One of the best selling sedans under the Hyundai trademark in India was Hyundai Verna and with the launch of New Verna that carried the innovative ‘Fluidic’ concept it brought an all-new class to the sedan, an icing on the cake. The fame of this Hyundai vehicle has provoked Honda Motors to launch a ‘New’ version of India’s favorite true sedan ‘City’, which has ruled the hearts since a decade.
The Hyundai Verna Fluidic design not only looks stunning but also provides ample legroom & shoulder room for the passengers. The brilliant performance and glamour of Hyundai Verna Fluidic create sensation among the car lovers. The facelift 2012 Honda City gives strong competition with its fascinating and well-organised design.

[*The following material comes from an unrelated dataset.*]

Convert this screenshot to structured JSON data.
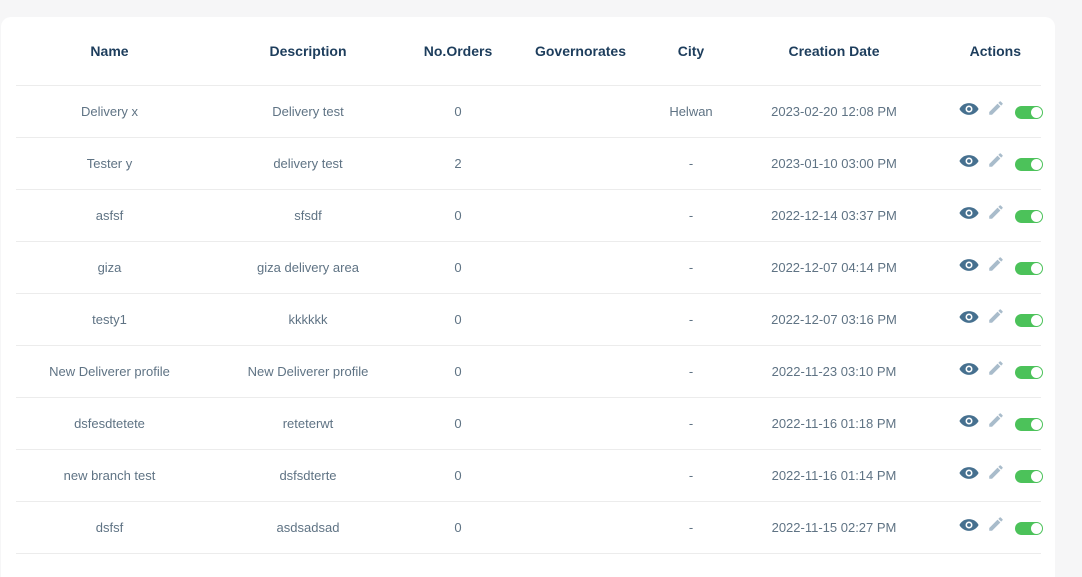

The rear appearance of Honda City reflects the fine designing job of the company, which is more attractive than the rear of Hyundai Verna Fluidic.
The interior of Hyundai Verna offers prefect sense of comfort and luxury by decent organization of premium quality upholstery and material. There is ample passenger and luggage space in the cabin along with quality air conditioning system to offer proper cooling to all occupants. A wide dashboard made-up of soft touch plastic and other handy storage compartments along with the feature-rich interiors of 2012 Honda City looks identical to the Hyundai Verna. The seating arrangement is quite comfortable with good boot space in both the sedans. So here, the comparison is even.
The Hyundai Verna Fluidic is available in both the fuel options: petrol and diesel. The 1.6 litre VTVT petrol engine variant of Verna produces a peak power of 123 bhp at 6300 rpm and maximum torque of 15.8 kgm at 4200 rpm. It offers mileage of 12-13 kmpl on urban roads and 17-18 kmpl on highways. Whereas, its 1.6 litre VGT diesel engine churns out the best power of 128 bhp at 4000 rpm and maximum torque of 26.50 kgm at 1900-2750 rpm. The diesel variant of Hyundai Verna performs well in city as well as on highways with mileage of 17-18 kmpl and 21-22 kmpl respectively.
The champion sedan new 2012 Honda City comes boosted with 1.5 litre, i-VTEC 16 valves, 4-cylinder petrol engine that delivers maximum power of 118 PS at 6600 rpm and torque of 146 Nm at 4800 rpm. The hidden talent of Honda City comes in light, when you take its ride on an open road, as it delivers no less performance against heavier 1.6L petrol motor of Verna.
The pick-up, acceleration and mileage (13-14 kmpl in city and 17-18 kmpl on highways) are far better than its previous version. But, Hyundai Verna Fluidic remains a small step ahead than the Honda City when it comes to the power and overall performance. Also, the absence of diesel mill is felt in Honda Motors line up.
In terms of handling and safety, the 2012 Honda City and Hyundai Verna have head-to-head that come equipped with plenty of convenience and advanced safety features.
The futuristic Hyundai Verna has got Power Windows and Automatic Climate Control along with Anti Lock Brake System (ABS) with Electronic Brake-force Distribution (EBD), Child Lock System, Central Locking, and airbags as safety features. While, the new Honda City features Anti Lock Brake System (ABS), Central Locking, Airbags, Integrated Antenna, Power Window, Power Steering, Multi functioning Steering Wheel, Keyless Entry, Remote Fuel lid opener, Seat lumber support, Tilt steering wheel, Remote trunk opener, Engine immobilizer along with Smart Electric Sun roof and many more.
The Hyundai Verna Fluidic is available within the price range of Rs.6, 99, 655 to Rs.10, 89, 997. On the other hand, the 2012 City is priced very competitively at Rs.6, 99, 000 for the base corporate variant and goes up to Rs.10, 22, 500 for the high end.
Although, the prices more or less are the same now it’s all about the taste and choice of yours. If one needs a large sized glamorous looking sedan that has lines flowing around every corner of its body, he/she can opt for the Fluidic Verna. While all the features of the big sedan can also be found in a compact sedan like New Honda City, which is polished with professional looks, also bigger is better- does not go well always.